Hlengwa told Gordhan that an investigation into how this report came about must take priority and that the report must be found and be handed over to relevant authorities.

He said Parliament also needed to understand how private funding had been used to conduct intelligence gathering around a state-owned enterprise and who the report implicated, or it would be a dereliction of duty to not investigate.

“I do feel that it is of particular importance, on the part of the department as the shareholder representative, and Eskom to investigate the circumstances of this forensic intelligence report,” Hlengwa said.

“It touched a key strategic space, which is Eskom. What did they do with that information? Does it concretise State Capture version 2? Does it fall into the hands of private donors and private interests who have now got an insight into Eskom because information has been sought?

“I fundamentally believe that the existence of this report is a threat and a risk to national security. This is state information in the hands of unvetted people, in the hands of private interests.

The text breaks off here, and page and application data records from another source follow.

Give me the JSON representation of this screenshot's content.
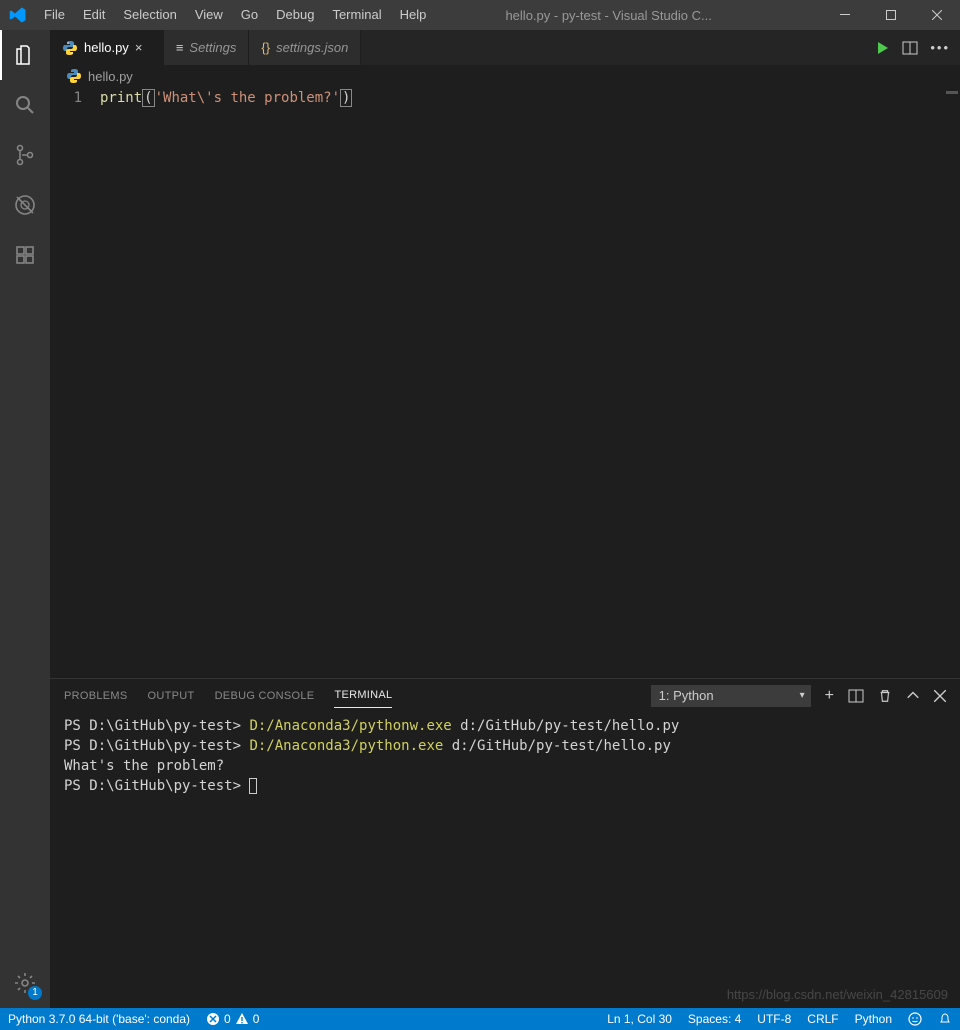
{
  "titlebar": {
    "title": "hello.py - py-test - Visual Studio C...",
    "menu": [
      "File",
      "Edit",
      "Selection",
      "View",
      "Go",
      "Debug",
      "Terminal",
      "Help"
    ]
  },
  "activitybar": {
    "badge": "1"
  },
  "tabs": [
    {
      "label": "hello.py",
      "active": true
    },
    {
      "label": "Settings",
      "active": false
    },
    {
      "label": "settings.json",
      "active": false
    }
  ],
  "breadcrumb": {
    "file": "hello.py"
  },
  "editor": {
    "lineno": "1",
    "fn": "print",
    "open": "(",
    "str": "'What\\'s the problem?'",
    "close": ")"
  },
  "panel": {
    "tabs": [
      "PROBLEMS",
      "OUTPUT",
      "DEBUG CONSOLE",
      "TERMINAL"
    ],
    "active": "TERMINAL",
    "select": "1: Python"
  },
  "terminal": {
    "l1_ps": "PS D:\\GitHub\\py-test> ",
    "l1_exe": "D:/Anaconda3/pythonw.exe",
    "l1_arg": " d:/GitHub/py-test/hello.py",
    "l2_ps": "PS D:\\GitHub\\py-test> ",
    "l2_exe": "D:/Anaconda3/python.exe",
    "l2_arg": " d:/GitHub/py-test/hello.py",
    "l3": "What's the problem?",
    "l4_ps": "PS D:\\GitHub\\py-test> "
  },
  "status": {
    "interpreter": "Python 3.7.0 64-bit ('base': conda)",
    "errors": "0",
    "warnings": "0",
    "ln": "Ln 1, Col 30",
    "spaces": "Spaces: 4",
    "encoding": "UTF-8",
    "eol": "CRLF",
    "lang": "Python"
  },
  "watermark": "https://blog.csdn.net/weixin_42815609"
}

“You can’t have board members running a private operation (at Eskom). It’s in breach of fiduciary responsibility. And they must be investigated about their own competency of being directors.”

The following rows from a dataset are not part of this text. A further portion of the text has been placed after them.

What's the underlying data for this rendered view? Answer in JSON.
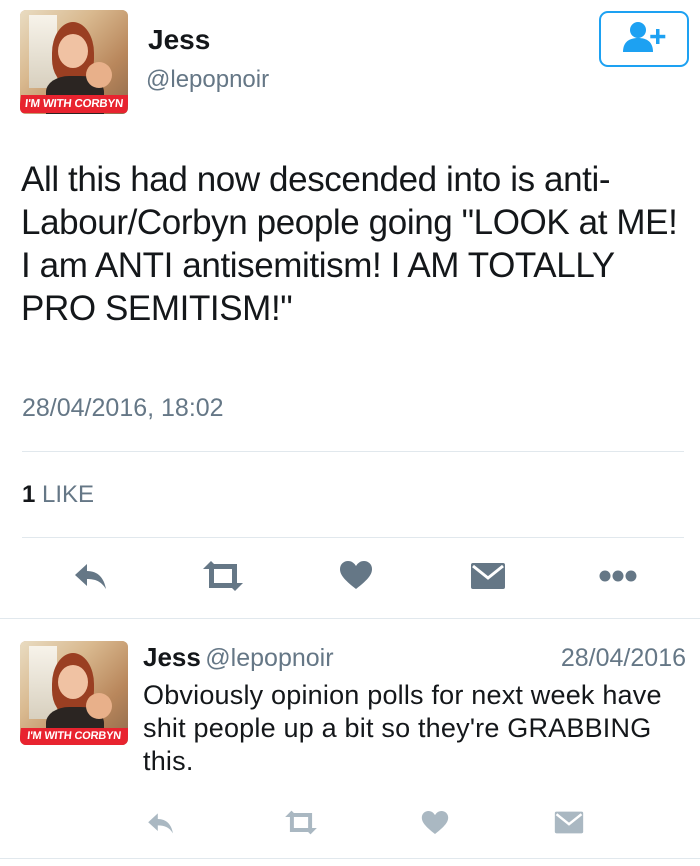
{
  "tweet": {
    "author": {
      "name": "Jess",
      "handle": "@lepopnoir",
      "avatar_banner": "I'M WITH CORBYN"
    },
    "text": "All this had now descended into is anti-Labour/Corbyn people going \"LOOK at ME! I am ANTI antisemitism! I AM TOTALLY PRO SEMITISM!\"",
    "timestamp": "28/04/2016, 18:02",
    "likes_count": "1",
    "likes_label": "LIKE",
    "actions": [
      "reply-icon",
      "retweet-icon",
      "like-icon",
      "message-icon",
      "more-icon"
    ]
  },
  "follow_button": {
    "icon": "add-user-icon"
  },
  "reply": {
    "author": {
      "name": "Jess",
      "handle": "@lepopnoir",
      "avatar_banner": "I'M WITH CORBYN"
    },
    "date": "28/04/2016",
    "text": "Obviously opinion polls for next week have shit people up a bit so they're GRABBING this.",
    "actions": [
      "reply-icon",
      "retweet-icon",
      "like-icon",
      "message-icon"
    ]
  },
  "colors": {
    "accent": "#1da1f2",
    "icon_dark": "#657786",
    "icon_light": "#aab8c2",
    "banner_red": "#e8232f"
  }
}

Gordhan concurred with Hlengwa, saying that they would investigate everything around this intelligence-driven exercise because there might also be “several reports” instead of a single report.

“I agree with your concerns. We have to disentangle this web, and what are the implications for any conflict of interest and for fiduciary responsibility,” Gordhan said.

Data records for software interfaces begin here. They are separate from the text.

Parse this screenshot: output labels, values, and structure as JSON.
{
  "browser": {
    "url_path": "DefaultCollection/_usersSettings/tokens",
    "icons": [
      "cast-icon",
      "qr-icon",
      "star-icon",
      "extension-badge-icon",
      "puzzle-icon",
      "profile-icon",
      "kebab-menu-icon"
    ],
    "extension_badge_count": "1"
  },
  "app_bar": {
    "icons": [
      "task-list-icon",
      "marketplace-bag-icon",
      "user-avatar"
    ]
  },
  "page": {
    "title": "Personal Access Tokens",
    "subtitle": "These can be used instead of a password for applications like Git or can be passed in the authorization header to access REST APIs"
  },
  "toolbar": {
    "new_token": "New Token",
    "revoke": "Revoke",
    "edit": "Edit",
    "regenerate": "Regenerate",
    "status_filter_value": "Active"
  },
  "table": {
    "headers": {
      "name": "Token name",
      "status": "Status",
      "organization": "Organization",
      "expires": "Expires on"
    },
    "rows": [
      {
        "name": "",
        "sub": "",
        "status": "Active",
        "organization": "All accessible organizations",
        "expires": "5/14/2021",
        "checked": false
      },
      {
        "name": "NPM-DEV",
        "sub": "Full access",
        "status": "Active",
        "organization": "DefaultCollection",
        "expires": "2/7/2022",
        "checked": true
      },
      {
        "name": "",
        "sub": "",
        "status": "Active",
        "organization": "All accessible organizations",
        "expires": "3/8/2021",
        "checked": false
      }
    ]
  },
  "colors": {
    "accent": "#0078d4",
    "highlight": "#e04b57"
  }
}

“We are going to need a bit of time, but I can give you the assurance that that will be pursued. Because we need to disentangle that and see what its implications are.”

Two weeks ago, Mavuso defended the BLSA’s decision to fund this controversial report, saying that De Ruyter’s need for donations to fund the probe aligned with their belief of helping to end the electricity crisis and supporting institutions of law and order.

Mavuso was not immediately available yesterday to comment whether she would co-operate with the investigation as she was in private meetings.

Hlengwa and Mavuso have a very interesting relationship as they had a public fallout in April last year following their clash when Mavuso absolved the board and De Ruyter for Eskom’s failures, saying it was the ANC-government that had “messed up” the power utility.

Although Hlengwa apologised a few days after their fallout, yesterday he connected the dots as to why Mavuso had defended De Ruyter during the Scopa’s oversight meeting at Eskom’s headquarters last year.

“That public spat and ‘Andre will not be the fall guy now makes sense’,” he said.

Meanwhile, Gordhan vehemently denied allegations that he had urged De Ruyter to conduct such an intelligence-driven operation at Eskom or that he had informed him about it in detail.

“As far as the so-called De Ruyter project is concerned, he did not discuss the project with me at any length. He merely told me in passing,” Gordhan said.

“He was operating on his free will, so to speak, on this project and of course, at the same time it seems he was writing a book as well, other than focusing on his job of keeping power stations going and providing electricity.”